Restate the entries below exactly, and keep all images out of the answer.

Excerpts from an interface dataset:
* * * * *
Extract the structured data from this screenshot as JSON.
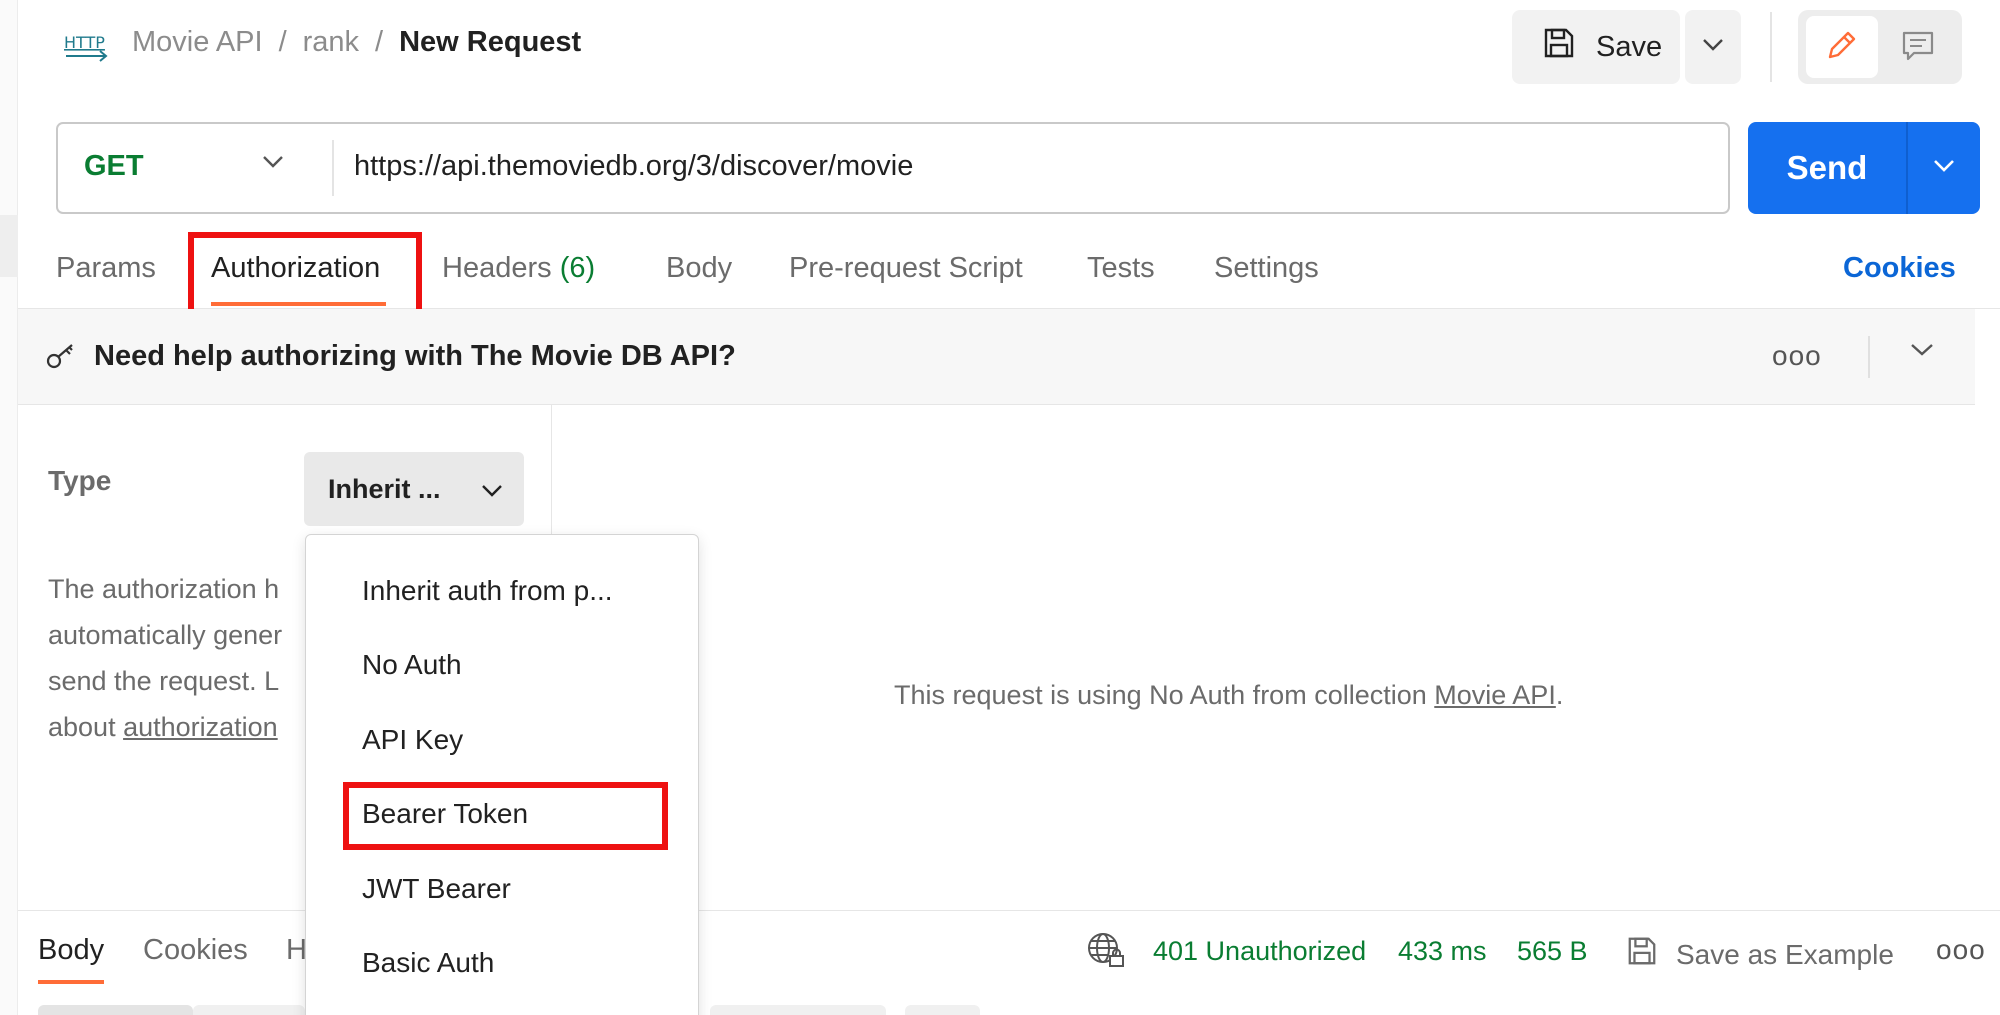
{
  "header": {
    "breadcrumb": [
      "Movie API",
      "/",
      "rank",
      "/",
      "New Request"
    ],
    "save_label": "Save"
  },
  "request": {
    "method": "GET",
    "url": "https://api.themoviedb.org/3/discover/movie",
    "send_label": "Send"
  },
  "tabs": {
    "params": "Params",
    "authorization": "Authorization",
    "headers": "Headers",
    "headers_count": "(6)",
    "body": "Body",
    "prerequest": "Pre-request Script",
    "tests": "Tests",
    "settings": "Settings",
    "cookies": "Cookies"
  },
  "help_banner": {
    "text": "Need help authorizing with The Movie DB API?",
    "more": "ooo"
  },
  "auth": {
    "type_label": "Type",
    "type_value": "Inherit ...",
    "description_lines": [
      "The authorization h",
      "automatically gener",
      "send the request. L"
    ],
    "description_prefix": "about ",
    "description_link": "authorization",
    "no_auth_prefix": "This request is using No Auth from collection ",
    "no_auth_link": "Movie API",
    "no_auth_suffix": "."
  },
  "dropdown": {
    "options": [
      "Inherit auth from p...",
      "No Auth",
      "API Key",
      "Bearer Token",
      "JWT Bearer",
      "Basic Auth"
    ],
    "highlighted": "Bearer Token"
  },
  "response": {
    "tabs": [
      "Body",
      "Cookies",
      "H"
    ],
    "status": "401 Unauthorized",
    "time": "433 ms",
    "size": "565 B",
    "save_example": "Save as Example",
    "more": "ooo"
  },
  "colors": {
    "accent_orange": "#ff6c37",
    "send_blue": "#1570ef",
    "status_green": "#0a7d32",
    "highlight_red": "#ee1111"
  }
}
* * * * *
• _Final answer_
Extract the structured data from this screenshot as JSON.
{
  "header": {
    "breadcrumb": [
      "Movie API",
      "/",
      "rank",
      "/",
      "New Request"
    ],
    "save_label": "Save"
  },
  "request": {
    "method": "GET",
    "url": "https://api.themoviedb.org/3/discover/movie",
    "send_label": "Send"
  },
  "tabs": {
    "params": "Params",
    "authorization": "Authorization",
    "headers": "Headers",
    "headers_count": "(6)",
    "body": "Body",
    "prerequest": "Pre-request Script",
    "tests": "Tests",
    "settings": "Settings",
    "cookies": "Cookies"
  },
  "help_banner": {
    "text": "Need help authorizing with The Movie DB API?",
    "more": "ooo"
  },
  "auth": {
    "type_label": "Type",
    "type_value": "Inherit ...",
    "description_lines": [
      "The authorization h",
      "automatically gener",
      "send the request. L"
    ],
    "description_prefix": "about ",
    "description_link": "authorization",
    "no_auth_prefix": "This request is using No Auth from collection ",
    "no_auth_link": "Movie API",
    "no_auth_suffix": "."
  },
  "dropdown": {
    "options": [
      "Inherit auth from p...",
      "No Auth",
      "API Key",
      "Bearer Token",
      "JWT Bearer",
      "Basic Auth"
    ],
    "highlighted": "Bearer Token"
  },
  "response": {
    "tabs": [
      "Body",
      "Cookies",
      "H"
    ],
    "status": "401 Unauthorized",
    "time": "433 ms",
    "size": "565 B",
    "save_example": "Save as Example",
    "more": "ooo"
  },
  "colors": {
    "accent_orange": "#ff6c37",
    "send_blue": "#1570ef",
    "status_green": "#0a7d32",
    "highlight_red": "#ee1111"
  }
}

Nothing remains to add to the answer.